Every department seems to have a different view on the purpose of journal club.
In one view, it's training in giving presentations,and the journal club may
be the only opportunity students have to give a seminar-style talk. In
another view, it's training in critical evaluation of papers. Some departments
try to cover both bases.
In my department, the emphasis is mostly on critical evaluation, but also on
organization of ideas. This year a student and post-doc came up with a scheme
that sound more complicated than it is, and has really worked for us. It does
require organization and forethought.
Essentially, whoever is 'it' picks a main paper. While reading that paper,
that person picks 4 key references. These additional papers are usually chosen
to give some background to the thought processes in the paper, or to explain
methods that may be unfamilliar. Then the cycle begins.
Week 0: Distribute main paper and background papers. This is done during
journal club. Each person takes only one background paper, and there are
always at least two people per paper. Week 0 is also Week 3 of the previous
Week 1: The person who is 'it' gives a short introduction. This is often
where terms are defined, or systems explained. For example, no one in our
department does C. elegans work, and a quick review of pertinent anatomy can be
helpful. Next, brief presentations of the background papers are given by the
readers. Ideally, you've skimmed the main paper and know what focus to take.
The order of presentation is chosen usually by the coordinator for that cycle
(whoever is 'it') to make the most logical sense.
Week 2: Discuss the main paper. Distribute papers for next cycle.
The co-ordinator for each cycle ends up doing a fair amount of reading,
but when it comes to the main paper, all participants are up to speed. It
really helps to stay in a system/subject for more than one week -- you get used
to thinking about an unfamilliar topic. Conversely, the timeframe is not so
long that it gets boring.
Given this scenario, let me address your questions.
In article <misandst.90.310105EB at postbox.acs.ohio-state.edu>, misandst at postbox.acs.ohio-state.edu (misandst at magnus.acs.ohio-state.edu) writes:
> 1. In order to get discussion moving so that many people can
> participate, is it acceptable to engage in what (to the experts) may seem
> like wild speculation?
During my qualifying exam, I made an overhead that said "Wild Speculation". I
used this to preface remarks and answers which I knew were tainted by my lack
of experience. It worked. Anyway, this depends on your colleagues and your own
level of self confidence.
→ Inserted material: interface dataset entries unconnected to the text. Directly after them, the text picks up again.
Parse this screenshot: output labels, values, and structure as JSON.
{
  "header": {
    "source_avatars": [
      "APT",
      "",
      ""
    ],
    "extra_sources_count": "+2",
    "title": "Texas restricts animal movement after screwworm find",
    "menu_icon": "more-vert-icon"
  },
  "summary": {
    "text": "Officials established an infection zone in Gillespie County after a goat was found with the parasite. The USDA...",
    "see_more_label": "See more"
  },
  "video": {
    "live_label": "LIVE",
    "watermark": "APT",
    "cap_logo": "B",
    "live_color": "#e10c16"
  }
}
I've worked in labs where you couldn't speculate
over a beer without being asked for evidence to back up your statements.
However, meeting oposition with an (undefensive), "Hey, I'm just a student!
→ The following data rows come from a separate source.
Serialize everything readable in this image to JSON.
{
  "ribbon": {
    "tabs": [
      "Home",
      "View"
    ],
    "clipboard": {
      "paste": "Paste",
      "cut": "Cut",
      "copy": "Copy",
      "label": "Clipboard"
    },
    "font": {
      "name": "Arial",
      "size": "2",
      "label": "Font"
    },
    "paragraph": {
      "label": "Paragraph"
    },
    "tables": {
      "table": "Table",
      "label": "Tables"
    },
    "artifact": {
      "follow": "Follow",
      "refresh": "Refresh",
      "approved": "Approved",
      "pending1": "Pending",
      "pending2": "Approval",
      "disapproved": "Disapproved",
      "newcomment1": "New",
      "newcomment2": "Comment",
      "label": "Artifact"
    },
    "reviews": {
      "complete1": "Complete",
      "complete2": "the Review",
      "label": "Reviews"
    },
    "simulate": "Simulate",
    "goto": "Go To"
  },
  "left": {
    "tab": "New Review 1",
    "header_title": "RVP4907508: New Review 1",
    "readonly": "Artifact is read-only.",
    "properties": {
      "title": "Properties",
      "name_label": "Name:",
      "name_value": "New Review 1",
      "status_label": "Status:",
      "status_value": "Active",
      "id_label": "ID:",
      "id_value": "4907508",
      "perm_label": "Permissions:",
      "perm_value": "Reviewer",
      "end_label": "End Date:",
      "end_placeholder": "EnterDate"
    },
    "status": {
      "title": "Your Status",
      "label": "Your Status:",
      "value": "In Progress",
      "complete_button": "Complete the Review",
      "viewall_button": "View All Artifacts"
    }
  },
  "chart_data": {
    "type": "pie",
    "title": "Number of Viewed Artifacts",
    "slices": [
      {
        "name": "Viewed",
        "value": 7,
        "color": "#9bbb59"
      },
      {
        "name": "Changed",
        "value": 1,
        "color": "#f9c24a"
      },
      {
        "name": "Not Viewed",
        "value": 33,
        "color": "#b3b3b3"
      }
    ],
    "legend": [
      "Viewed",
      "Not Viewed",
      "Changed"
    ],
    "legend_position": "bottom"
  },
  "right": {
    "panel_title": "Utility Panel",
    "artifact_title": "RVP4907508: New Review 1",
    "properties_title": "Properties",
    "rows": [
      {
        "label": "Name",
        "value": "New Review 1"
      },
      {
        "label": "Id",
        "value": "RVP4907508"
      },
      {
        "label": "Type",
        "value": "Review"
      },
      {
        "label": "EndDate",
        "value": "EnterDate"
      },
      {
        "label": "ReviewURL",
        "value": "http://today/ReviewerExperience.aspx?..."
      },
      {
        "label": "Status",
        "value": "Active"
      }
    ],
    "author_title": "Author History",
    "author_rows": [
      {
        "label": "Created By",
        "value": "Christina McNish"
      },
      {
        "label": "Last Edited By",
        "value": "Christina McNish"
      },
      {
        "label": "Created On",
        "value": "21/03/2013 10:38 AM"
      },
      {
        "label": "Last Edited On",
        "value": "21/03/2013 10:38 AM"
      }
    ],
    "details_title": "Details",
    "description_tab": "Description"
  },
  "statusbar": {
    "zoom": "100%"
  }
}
Teach me something. Tell my why I'm wrong" can be helpful.
> 2. If a paper has been chosen and the authors are less rigorous about
> defining their hypothesis than the standards of faculty present would
> usually allow, is it still possible to discuss interpretation of data in a
> meaningful way?
Sure. Discuss what the authors intended to do, and then if it's not 'rigorous
enough', discus how they should have done it.
> 3. If the terms used in a paper, which have been well defined in the
> literature prior to this paper, begin to be used with definitions which veer
> away from the strict operational parameters to which they were once
> associated, is it better to discuss/teach the former literature which
> these authors seem to discount or to question the previous definitions?
If your journal club is for seminar practice, yes. You can generally do this
in about 5 minutes. Everybody loves a good controversy. Besides, any critical
analysis of a paper is aided by knowing what has gone on before. These
specific issues are part of what our Week 1 is used for.
Credit where it's due. The scheme described above was the brainchild of Dr.
Loren Haarsma and Tarik Alkasab.
Hope this was helpful.
M. S. AtKisson
Tufts University School of medicine